The required lines are those that contain "gmail"; pull them out of the data and copy them.

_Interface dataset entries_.
*-*-*

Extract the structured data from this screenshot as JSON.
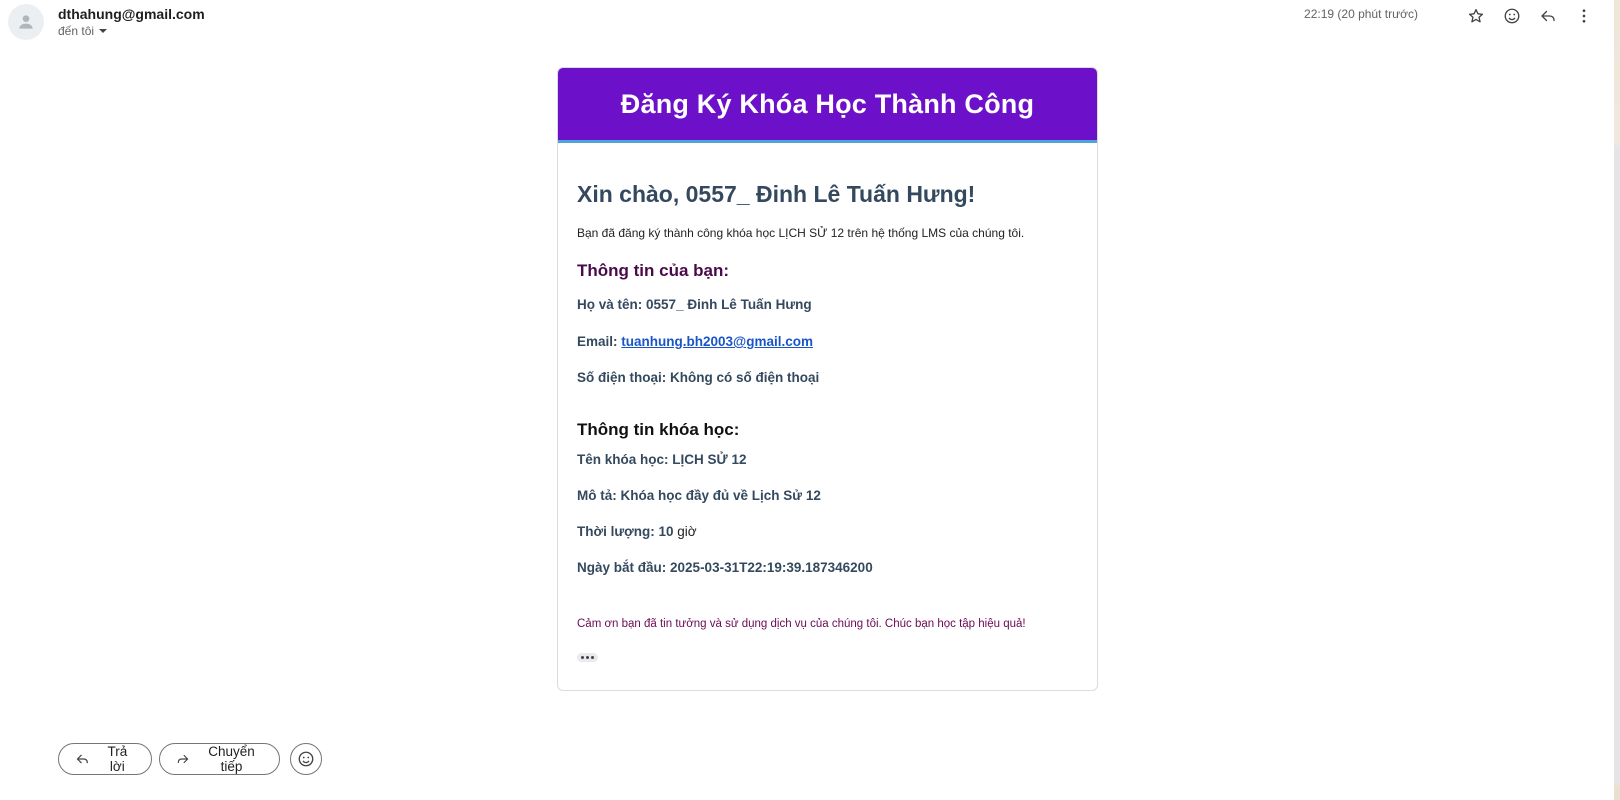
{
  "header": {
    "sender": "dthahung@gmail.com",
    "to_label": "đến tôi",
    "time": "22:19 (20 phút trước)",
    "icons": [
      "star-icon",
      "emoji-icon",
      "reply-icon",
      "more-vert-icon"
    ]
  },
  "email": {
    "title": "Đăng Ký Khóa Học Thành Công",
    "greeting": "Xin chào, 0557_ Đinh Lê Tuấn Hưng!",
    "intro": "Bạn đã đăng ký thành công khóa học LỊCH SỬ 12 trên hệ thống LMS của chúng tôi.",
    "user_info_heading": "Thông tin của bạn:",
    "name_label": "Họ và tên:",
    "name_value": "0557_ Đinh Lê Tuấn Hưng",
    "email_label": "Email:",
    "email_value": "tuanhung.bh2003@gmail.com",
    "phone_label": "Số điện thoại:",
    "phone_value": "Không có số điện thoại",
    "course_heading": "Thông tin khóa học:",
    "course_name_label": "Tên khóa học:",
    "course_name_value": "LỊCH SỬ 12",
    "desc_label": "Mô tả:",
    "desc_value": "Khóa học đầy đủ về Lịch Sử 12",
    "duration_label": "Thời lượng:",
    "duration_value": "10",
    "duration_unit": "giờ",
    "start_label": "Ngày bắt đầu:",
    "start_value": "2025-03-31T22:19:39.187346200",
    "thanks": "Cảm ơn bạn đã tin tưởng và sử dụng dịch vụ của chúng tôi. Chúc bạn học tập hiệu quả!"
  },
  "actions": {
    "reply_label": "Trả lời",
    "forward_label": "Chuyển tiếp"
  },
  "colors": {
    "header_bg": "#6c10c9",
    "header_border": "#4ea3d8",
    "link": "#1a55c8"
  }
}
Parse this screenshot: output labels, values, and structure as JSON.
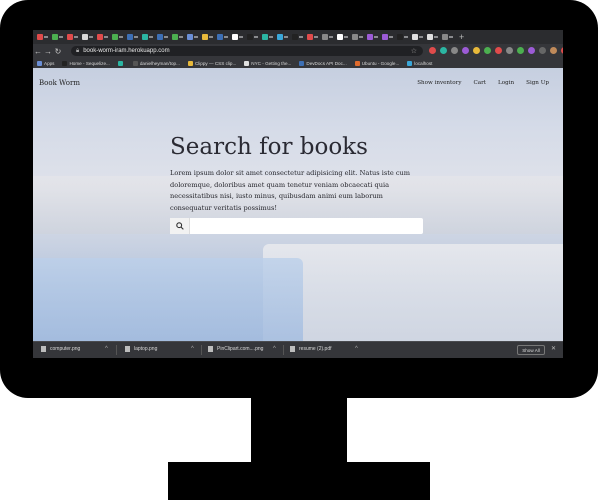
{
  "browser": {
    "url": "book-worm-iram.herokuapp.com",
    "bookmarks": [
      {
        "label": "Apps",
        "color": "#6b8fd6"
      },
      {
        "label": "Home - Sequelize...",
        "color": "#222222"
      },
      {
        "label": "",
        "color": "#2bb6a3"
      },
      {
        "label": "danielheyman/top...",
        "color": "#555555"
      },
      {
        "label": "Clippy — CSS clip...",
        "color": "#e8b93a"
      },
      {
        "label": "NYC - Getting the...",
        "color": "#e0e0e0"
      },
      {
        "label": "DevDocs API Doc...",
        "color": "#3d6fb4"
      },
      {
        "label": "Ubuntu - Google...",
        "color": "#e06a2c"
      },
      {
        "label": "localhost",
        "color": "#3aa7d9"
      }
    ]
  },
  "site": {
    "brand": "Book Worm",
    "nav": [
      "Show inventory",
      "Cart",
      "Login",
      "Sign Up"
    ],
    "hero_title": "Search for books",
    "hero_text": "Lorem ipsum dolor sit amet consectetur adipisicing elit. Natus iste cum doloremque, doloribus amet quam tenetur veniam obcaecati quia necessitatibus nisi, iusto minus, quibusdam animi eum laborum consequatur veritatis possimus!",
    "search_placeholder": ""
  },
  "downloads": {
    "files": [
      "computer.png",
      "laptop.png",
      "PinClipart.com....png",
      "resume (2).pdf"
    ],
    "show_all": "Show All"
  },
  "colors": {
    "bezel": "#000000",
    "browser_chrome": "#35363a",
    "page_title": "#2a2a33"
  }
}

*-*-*

_EXERCISE SOLUTION_.
    "sender": "dthahung@gmail.com",
    "email_value": "tuanhung.bh2003@gmail.com",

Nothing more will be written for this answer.